As an alternative, if you are more of a lone wolf, I’m pretty sure most music stores will have a dedicated tech that does this work, and you could ask him if you could pay him to teach you.
It’s not rocket science really.
Finally, if you are more of a DIY guy, you could follow some of the great tutorials about this that YouTube has to offer, for instance, this following one from Paul Davids:
Factors to take into consideration when learning to set up your own guitar
First of all, I would say guitars are not clockwork.
It’s not that after exactly 6 months, no more or less, the instrument neck will bend and it will require a setup.
Hey, your guitar might be years in perfect condition.
That’s particularly true if you live in an area with stable weather. Humidity and temperature swings are the 2 big bad guys for guitars.
I think other than learning how to do a setup on your instrument, it’s very important for you to know how to read the signs that a setup is needed.
Here’s a great video that tells you what to look for:
How much money would you save by setting up your own guitar?
A professional setup will cost you about $40 to $70 on average.
So if we consider that is recommending setting up your guitar twice a year, we will be in the $80 to $140 range per year, not considering the cost of a new set of strings, but you should be changing them anyway.
Multiply this by the number of guitars on your arsenal, and you will start getting to amounts that justify learning how to do this work on your own.
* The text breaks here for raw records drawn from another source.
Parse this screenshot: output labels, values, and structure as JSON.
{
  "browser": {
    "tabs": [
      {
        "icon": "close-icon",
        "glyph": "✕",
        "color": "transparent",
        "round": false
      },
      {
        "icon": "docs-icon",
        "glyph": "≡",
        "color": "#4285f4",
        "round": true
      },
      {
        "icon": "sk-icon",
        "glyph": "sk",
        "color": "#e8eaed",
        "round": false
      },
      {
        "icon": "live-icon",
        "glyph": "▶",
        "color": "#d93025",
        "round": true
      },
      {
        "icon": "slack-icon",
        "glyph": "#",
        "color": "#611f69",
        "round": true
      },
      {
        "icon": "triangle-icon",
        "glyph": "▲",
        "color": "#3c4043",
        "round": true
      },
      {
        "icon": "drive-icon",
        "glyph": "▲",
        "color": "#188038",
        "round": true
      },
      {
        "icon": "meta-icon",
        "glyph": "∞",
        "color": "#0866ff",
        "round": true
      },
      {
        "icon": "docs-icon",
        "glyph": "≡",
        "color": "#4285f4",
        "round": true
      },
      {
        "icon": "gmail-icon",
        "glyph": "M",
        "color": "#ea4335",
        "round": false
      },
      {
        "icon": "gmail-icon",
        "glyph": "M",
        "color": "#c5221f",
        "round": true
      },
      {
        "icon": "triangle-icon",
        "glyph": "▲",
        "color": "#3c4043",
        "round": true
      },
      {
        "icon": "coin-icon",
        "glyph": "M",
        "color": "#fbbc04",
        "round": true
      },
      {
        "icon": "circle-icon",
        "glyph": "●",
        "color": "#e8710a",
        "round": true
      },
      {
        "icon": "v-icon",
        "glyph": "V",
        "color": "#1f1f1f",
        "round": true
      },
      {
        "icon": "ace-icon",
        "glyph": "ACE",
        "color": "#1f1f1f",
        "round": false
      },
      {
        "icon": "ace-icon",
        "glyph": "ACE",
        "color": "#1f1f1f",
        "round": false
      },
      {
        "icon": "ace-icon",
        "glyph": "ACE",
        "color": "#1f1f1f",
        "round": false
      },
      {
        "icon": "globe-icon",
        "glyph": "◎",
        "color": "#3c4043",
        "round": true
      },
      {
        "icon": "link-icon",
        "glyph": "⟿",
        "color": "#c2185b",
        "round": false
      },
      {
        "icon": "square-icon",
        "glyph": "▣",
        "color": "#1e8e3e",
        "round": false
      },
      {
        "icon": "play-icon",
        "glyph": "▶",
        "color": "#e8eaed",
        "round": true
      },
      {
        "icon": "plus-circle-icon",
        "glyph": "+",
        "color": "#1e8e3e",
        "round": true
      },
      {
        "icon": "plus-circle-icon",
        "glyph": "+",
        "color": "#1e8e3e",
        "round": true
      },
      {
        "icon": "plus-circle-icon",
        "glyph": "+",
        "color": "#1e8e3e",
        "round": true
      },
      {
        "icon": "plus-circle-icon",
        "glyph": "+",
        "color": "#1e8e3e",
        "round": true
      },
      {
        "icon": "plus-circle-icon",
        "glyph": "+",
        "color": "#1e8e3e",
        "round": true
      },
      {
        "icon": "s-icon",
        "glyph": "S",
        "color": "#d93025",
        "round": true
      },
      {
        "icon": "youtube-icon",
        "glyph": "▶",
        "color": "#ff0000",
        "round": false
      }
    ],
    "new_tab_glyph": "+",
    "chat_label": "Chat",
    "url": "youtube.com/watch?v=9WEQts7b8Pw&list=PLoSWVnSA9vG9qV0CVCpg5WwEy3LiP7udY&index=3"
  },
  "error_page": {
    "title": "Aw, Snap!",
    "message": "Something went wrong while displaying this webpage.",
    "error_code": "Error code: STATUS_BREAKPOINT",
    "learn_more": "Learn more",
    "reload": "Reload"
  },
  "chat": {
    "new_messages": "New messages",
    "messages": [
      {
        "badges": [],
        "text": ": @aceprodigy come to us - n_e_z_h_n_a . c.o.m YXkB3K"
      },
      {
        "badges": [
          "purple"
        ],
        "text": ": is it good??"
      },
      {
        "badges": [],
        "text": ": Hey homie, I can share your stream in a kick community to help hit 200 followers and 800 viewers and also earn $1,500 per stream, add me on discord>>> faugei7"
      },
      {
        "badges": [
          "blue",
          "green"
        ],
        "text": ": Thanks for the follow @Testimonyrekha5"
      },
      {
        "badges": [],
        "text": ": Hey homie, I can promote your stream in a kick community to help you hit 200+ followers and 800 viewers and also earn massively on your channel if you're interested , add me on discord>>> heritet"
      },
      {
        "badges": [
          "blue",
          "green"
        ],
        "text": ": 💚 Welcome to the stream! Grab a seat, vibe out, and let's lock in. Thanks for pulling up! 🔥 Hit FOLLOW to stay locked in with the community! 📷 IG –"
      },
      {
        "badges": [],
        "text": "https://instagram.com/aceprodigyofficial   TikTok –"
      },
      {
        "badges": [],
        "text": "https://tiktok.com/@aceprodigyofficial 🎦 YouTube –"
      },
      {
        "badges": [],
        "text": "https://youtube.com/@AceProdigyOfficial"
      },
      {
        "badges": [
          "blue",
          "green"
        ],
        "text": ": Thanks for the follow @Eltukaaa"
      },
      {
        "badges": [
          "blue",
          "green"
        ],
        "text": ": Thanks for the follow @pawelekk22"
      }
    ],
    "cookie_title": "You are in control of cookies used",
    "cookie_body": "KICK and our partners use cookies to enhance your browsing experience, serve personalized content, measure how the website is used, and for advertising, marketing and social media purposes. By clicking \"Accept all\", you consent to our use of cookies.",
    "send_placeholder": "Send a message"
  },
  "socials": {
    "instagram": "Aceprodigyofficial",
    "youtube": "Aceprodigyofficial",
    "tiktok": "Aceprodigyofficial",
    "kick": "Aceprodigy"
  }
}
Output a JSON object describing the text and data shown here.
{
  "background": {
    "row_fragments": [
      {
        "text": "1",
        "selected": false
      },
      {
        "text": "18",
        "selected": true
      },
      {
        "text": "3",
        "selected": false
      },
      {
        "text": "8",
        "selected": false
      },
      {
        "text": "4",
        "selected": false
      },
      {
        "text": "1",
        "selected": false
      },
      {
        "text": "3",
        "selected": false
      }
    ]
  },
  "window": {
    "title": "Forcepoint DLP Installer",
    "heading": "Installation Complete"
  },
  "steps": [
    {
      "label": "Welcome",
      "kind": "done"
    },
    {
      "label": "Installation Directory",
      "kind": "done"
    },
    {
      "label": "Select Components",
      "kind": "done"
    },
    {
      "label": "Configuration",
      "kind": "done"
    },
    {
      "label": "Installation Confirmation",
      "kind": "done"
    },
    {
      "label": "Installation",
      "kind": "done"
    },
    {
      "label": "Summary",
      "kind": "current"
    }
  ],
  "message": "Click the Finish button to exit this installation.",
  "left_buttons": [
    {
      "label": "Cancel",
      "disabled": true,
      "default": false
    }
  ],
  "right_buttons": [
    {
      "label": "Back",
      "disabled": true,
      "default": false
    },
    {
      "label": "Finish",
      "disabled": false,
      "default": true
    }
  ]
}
Learning how to set up your guitar is not only about the money
Perhaps the budget required to have a pro work on your guitar is not that high.
And I might even argue that it can save you time and give you some peace of mind knowing that the one dealing with your instrument is an expert.
The thing is, knowing how to do a basic setup is important even if you don’t intend to do it yourself at any time.
First of all, I think it’s important to know what someone else is doing to your guitar.
Second, emergencies do happen.
You might pick up your guitar before a show and find there’s some fret buzz or the action is too high, and what are you going to do then?
You should be able to get out of trouble by yourself if you really need to get to the stage.
How often should you set up your guitar?
On average, you should set up and do maintenance to all of your guitars twice a year, and particularly pay extra attention during dry seasons if it gets extra dry where you live.
You see, guitars don’t like dry environments, and taking proper care of them is necessary to avoid permanent damage.
How to know if your guitar is set up properly
A quick rule of thumb to know if your guitar is set up properly is asking yourself “Does it feel good playing it?”
Here is a quick checklist to know if your guitar is set up properly:
- Is the string height comfortable?
- Is there any fret buzz?
- Are there any “dead” frets?
- Does any of the things above happen only if you fret a certain note?
- Is the intonation correct across the neck?
- Can you see or feel any clear relief on the neck?
- Do you feel the frets sticking out the side of the fretboard? (sings of fret sprout)
Hello there, my name is Ramiro and I’ve been playing guitar for almost 20 years. I’m obsessed with everything gear-related and I thought it might be worth sharing it. From guitars, pedals, amps, and synths to studio gear and production tips, I hope you find what I post here useful, and I’ll try my best to keep it entertaining also.